#### Problem statement
Whenever a line in the records below contains "icon", pick it out.

#### Dataset rows for apps and sites

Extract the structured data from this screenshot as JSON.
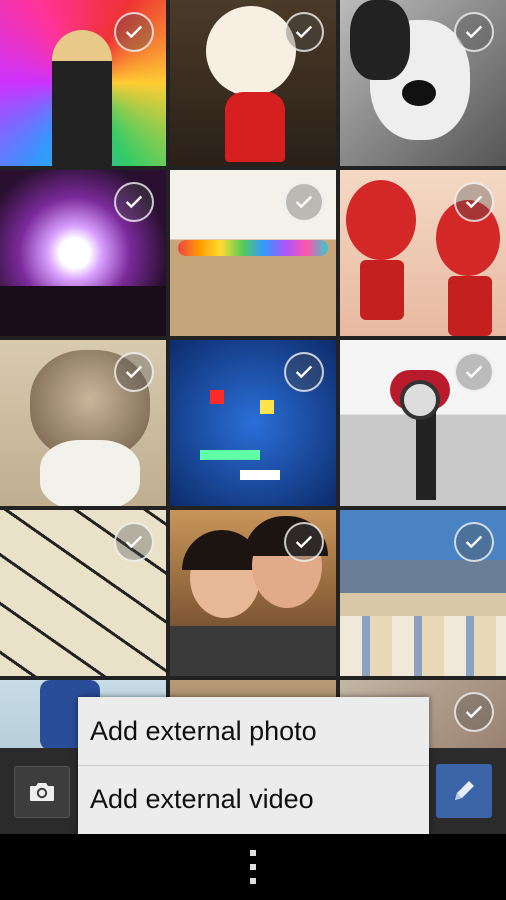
{
  "photos": [
    {
      "subject": "woman-triangle-wall",
      "selected": false
    },
    {
      "subject": "bun-mascot-figure",
      "selected": false
    },
    {
      "subject": "dog-portrait",
      "selected": false
    },
    {
      "subject": "concert-stage-lights",
      "selected": false
    },
    {
      "subject": "colorful-bean-bags",
      "selected": false
    },
    {
      "subject": "red-mushroom-toys",
      "selected": false
    },
    {
      "subject": "tabby-cat",
      "selected": false
    },
    {
      "subject": "pixel-led-display",
      "selected": false
    },
    {
      "subject": "motorcycle",
      "selected": false
    },
    {
      "subject": "alphabet-letters",
      "selected": false
    },
    {
      "subject": "two-girls-smiling",
      "selected": false
    },
    {
      "subject": "city-view",
      "selected": false
    },
    {
      "subject": "person-blue-dress",
      "selected": false
    },
    {
      "subject": "room-interior",
      "selected": false
    },
    {
      "subject": "abstract-colors",
      "selected": false
    }
  ],
  "menu": {
    "add_external_photo": "Add external photo",
    "add_external_video": "Add external video"
  },
  "toolbar": {
    "camera_icon": "camera-icon",
    "edit_icon": "pencil-icon",
    "edit_color": "#3a63a8"
  },
  "navbar": {
    "overflow_icon": "overflow-menu-icon"
  }
}
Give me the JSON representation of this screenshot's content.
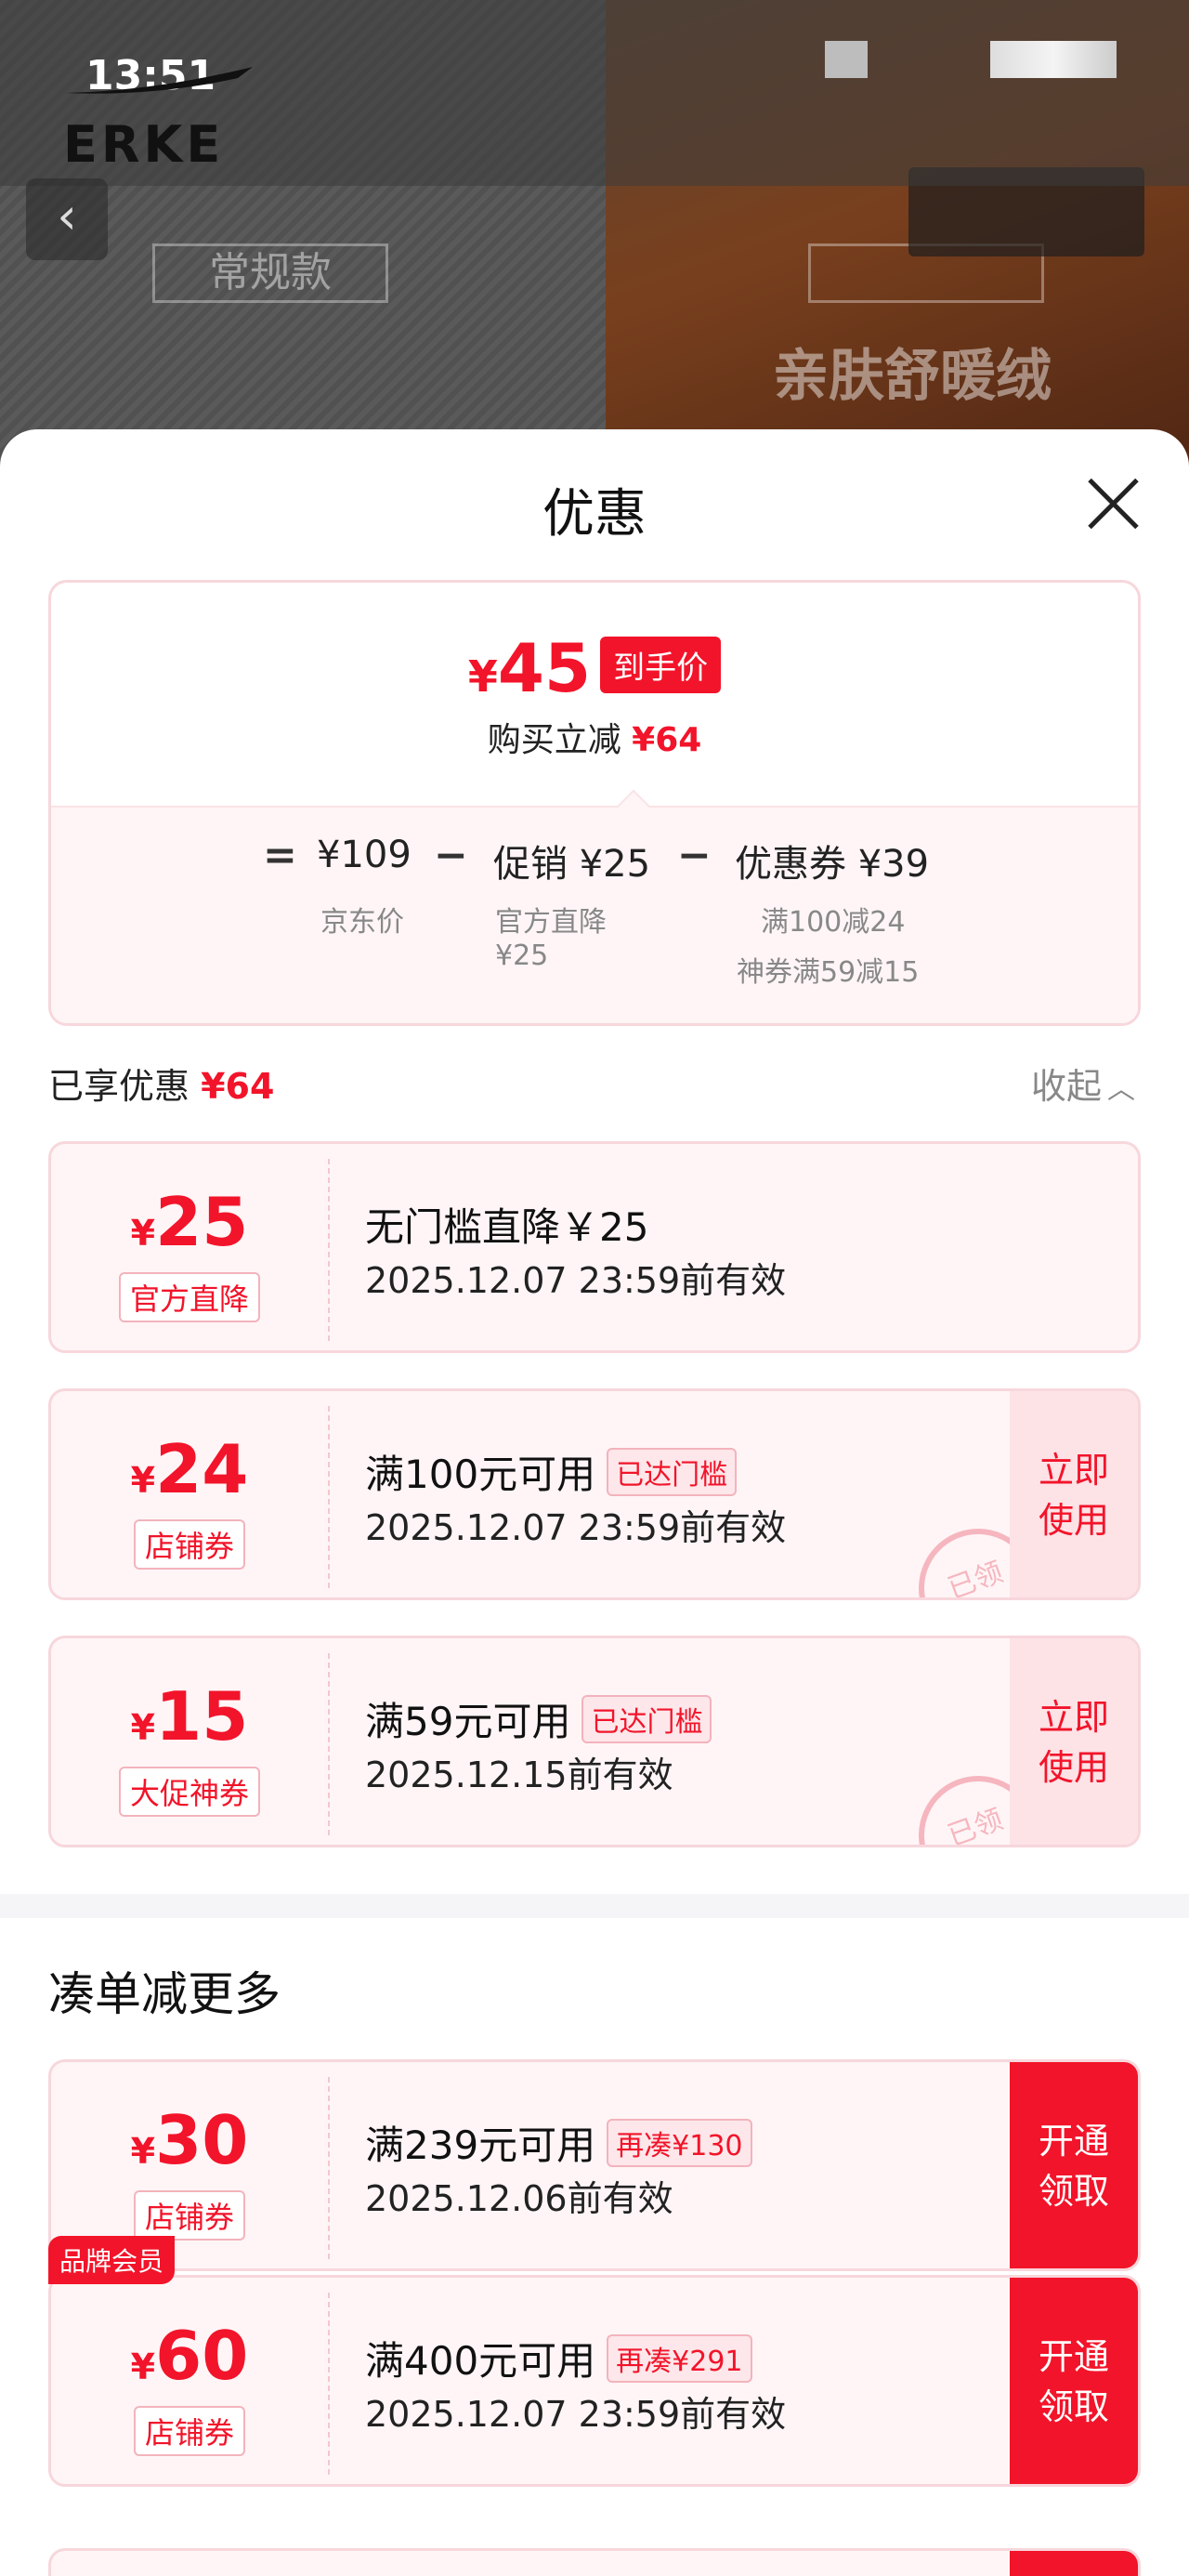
{
  "status_bar": {
    "time": "13:51"
  },
  "brand": {
    "logo_text": "ERKE"
  },
  "background": {
    "tag_left": "常规款",
    "tag_right_title": "亲肤舒暖绒"
  },
  "sheet": {
    "title": "优惠",
    "summary": {
      "currency": "¥",
      "final_price": "45",
      "final_badge": "到手价",
      "instant_label": "购买立减",
      "instant_value": "¥64",
      "equals": "=",
      "jd_price": "¥109",
      "jd_label": "京东价",
      "minus1": "−",
      "promo": "促销 ¥25",
      "promo_sub1": "官方直降",
      "promo_sub2": "¥25",
      "minus2": "−",
      "coupon": "优惠券 ¥39",
      "coupon_sub1": "满100减24",
      "coupon_sub2": "神券满59减15"
    },
    "enjoyed": {
      "label": "已享优惠",
      "value": "¥64",
      "collapse": "收起"
    },
    "coupons": [
      {
        "yen": "¥",
        "amount": "25",
        "type": "官方直降",
        "title": "无门槛直降￥25",
        "tag": "",
        "valid": "2025.12.07 23:59前有效",
        "action": ""
      },
      {
        "yen": "¥",
        "amount": "24",
        "type": "店铺券",
        "title": "满100元可用",
        "tag": "已达门槛",
        "valid": "2025.12.07 23:59前有效",
        "action": "立即使用",
        "stamp": "已领"
      },
      {
        "yen": "¥",
        "amount": "15",
        "type": "大促神券",
        "title": "满59元可用",
        "tag": "已达门槛",
        "valid": "2025.12.15前有效",
        "action": "立即使用",
        "stamp": "已领"
      }
    ],
    "more": {
      "title": "凑单减更多",
      "coupons": [
        {
          "yen": "¥",
          "amount": "30",
          "type": "店铺券",
          "title": "满239元可用",
          "tag": "再凑¥130",
          "valid": "2025.12.06前有效",
          "action": "开通领取"
        },
        {
          "yen": "¥",
          "amount": "60",
          "type": "店铺券",
          "title": "满400元可用",
          "tag": "再凑¥291",
          "valid": "2025.12.07 23:59前有效",
          "action": "开通领取",
          "badge": "品牌会员"
        }
      ]
    }
  },
  "colors": {
    "accent": "#f2142a",
    "card_border": "#f7d7dc",
    "card_bg": "#fff5f6"
  }
}
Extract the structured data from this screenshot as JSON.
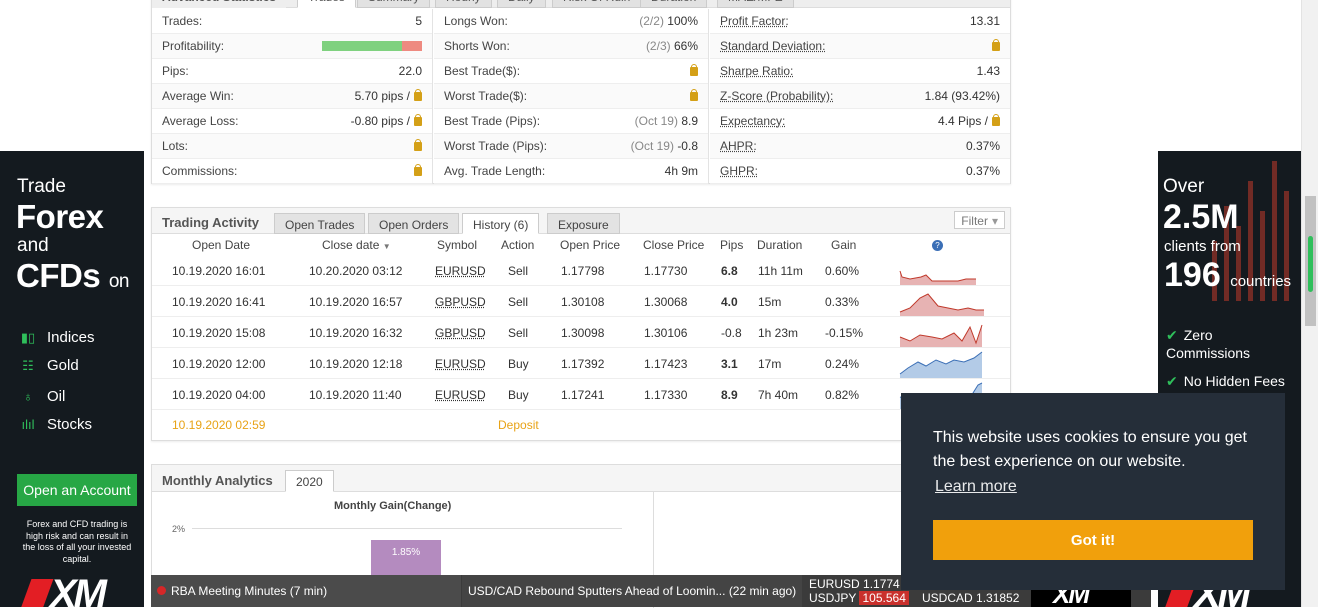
{
  "stats": {
    "tabs": [
      "Advanced Statistics",
      "Trades",
      "Summary",
      "Hourly",
      "Daily",
      "Risk Of Ruin",
      "Duration",
      "MAE/MFE"
    ],
    "col1": [
      {
        "label": "Trades:",
        "value": "5"
      },
      {
        "label": "Profitability:",
        "value": "",
        "win_fraction": 0.8
      },
      {
        "label": "Pips:",
        "value": "22.0"
      },
      {
        "label": "Average Win:",
        "value": "5.70 pips /"
      },
      {
        "label": "Average Loss:",
        "value": "-0.80 pips /"
      },
      {
        "label": "Lots:",
        "value": ""
      },
      {
        "label": "Commissions:",
        "value": ""
      }
    ],
    "col2": [
      {
        "label": "Longs Won:",
        "sub": "(2/2)",
        "value": "100%"
      },
      {
        "label": "Shorts Won:",
        "sub": "(2/3)",
        "value": "66%"
      },
      {
        "label": "Best Trade($):",
        "sub": "",
        "value": ""
      },
      {
        "label": "Worst Trade($):",
        "sub": "",
        "value": ""
      },
      {
        "label": "Best Trade (Pips):",
        "sub": "(Oct 19)",
        "value": "8.9"
      },
      {
        "label": "Worst Trade (Pips):",
        "sub": "(Oct 19)",
        "value": "-0.8"
      },
      {
        "label": "Avg. Trade Length:",
        "sub": "",
        "value": "4h 9m"
      }
    ],
    "col3": [
      {
        "label": "Profit Factor:",
        "value": "13.31"
      },
      {
        "label": "Standard Deviation:",
        "value": ""
      },
      {
        "label": "Sharpe Ratio:",
        "value": "1.43"
      },
      {
        "label": "Z-Score (Probability):",
        "value": "1.84 (93.42%)"
      },
      {
        "label": "Expectancy:",
        "value": "4.4 Pips /"
      },
      {
        "label": "AHPR:",
        "value": "0.37%"
      },
      {
        "label": "GHPR:",
        "value": "0.37%"
      }
    ]
  },
  "activity": {
    "title": "Trading Activity",
    "tabs": [
      "Open Trades",
      "Open Orders",
      "History (6)",
      "Exposure"
    ],
    "filter_label": "Filter",
    "headers": [
      "Open Date",
      "Close date",
      "Symbol",
      "Action",
      "Open Price",
      "Close Price",
      "Pips",
      "Duration",
      "Gain"
    ],
    "rows": [
      {
        "open": "10.19.2020 16:01",
        "close": "10.20.2020 03:12",
        "symbol": "EURUSD",
        "action": "Sell",
        "open_price": "1.17798",
        "close_price": "1.17730",
        "pips": "6.8",
        "duration": "11h 11m",
        "gain": "0.60%"
      },
      {
        "open": "10.19.2020 16:41",
        "close": "10.19.2020 16:57",
        "symbol": "GBPUSD",
        "action": "Sell",
        "open_price": "1.30108",
        "close_price": "1.30068",
        "pips": "4.0",
        "duration": "15m",
        "gain": "0.33%"
      },
      {
        "open": "10.19.2020 15:08",
        "close": "10.19.2020 16:32",
        "symbol": "GBPUSD",
        "action": "Sell",
        "open_price": "1.30098",
        "close_price": "1.30106",
        "pips": "-0.8",
        "duration": "1h 23m",
        "gain": "-0.15%"
      },
      {
        "open": "10.19.2020 12:00",
        "close": "10.19.2020 12:18",
        "symbol": "EURUSD",
        "action": "Buy",
        "open_price": "1.17392",
        "close_price": "1.17423",
        "pips": "3.1",
        "duration": "17m",
        "gain": "0.24%"
      },
      {
        "open": "10.19.2020 04:00",
        "close": "10.19.2020 11:40",
        "symbol": "EURUSD",
        "action": "Buy",
        "open_price": "1.17241",
        "close_price": "1.17330",
        "pips": "8.9",
        "duration": "7h 40m",
        "gain": "0.82%"
      }
    ],
    "deposit": {
      "date": "10.19.2020 02:59",
      "label": "Deposit"
    }
  },
  "monthly": {
    "title": "Monthly Analytics",
    "year_tab": "2020",
    "chart_title": "Monthly Gain(Change)",
    "tick": "2%",
    "bar_label": "1.85%"
  },
  "ad_left": {
    "line1": "Trade",
    "line2": "Forex",
    "line3": "and",
    "line4": "CFDs",
    "line4b": "on",
    "items": [
      "Indices",
      "Gold",
      "Oil",
      "Stocks"
    ],
    "cta": "Open an Account",
    "risk": "Forex and CFD trading is high risk and can result in the loss of all your invested capital.",
    "logo": "XM"
  },
  "ad_right": {
    "line1": "Over",
    "line2": "2.5M",
    "line3": "clients from",
    "line4": "196",
    "line4b": "countries",
    "checks": [
      "Zero Commissions",
      "No Hidden Fees"
    ],
    "logo": "XM"
  },
  "ticker": {
    "news1": "RBA Meeting Minutes (7 min)",
    "news2": "USD/CAD Rebound Sputters Ahead of Loomin...  (22 min ago)",
    "q1_sym": "EURUSD",
    "q1_val": "1.1774",
    "q2_sym": "USDJPY",
    "q2_val": "105.564",
    "q3_sym": "USDCAD",
    "q3_val": "1.31852",
    "logo": "XM"
  },
  "cookie": {
    "message": "This website uses cookies to ensure you get the best experience on our website.",
    "learn_more": "Learn more",
    "button": "Got it!"
  },
  "colors": {
    "win": "#7fd17f",
    "loss": "#ee8a80",
    "positive": "#2ca02c",
    "negative": "#d62728",
    "deposit": "#e8a317",
    "accent_green": "#27a745",
    "cookie_button": "#f1a00c"
  }
}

#### Response
    "camera_icon": "camera-icon",
    "edit_icon": "pencil-icon",
    "overflow_icon": "overflow-menu-icon"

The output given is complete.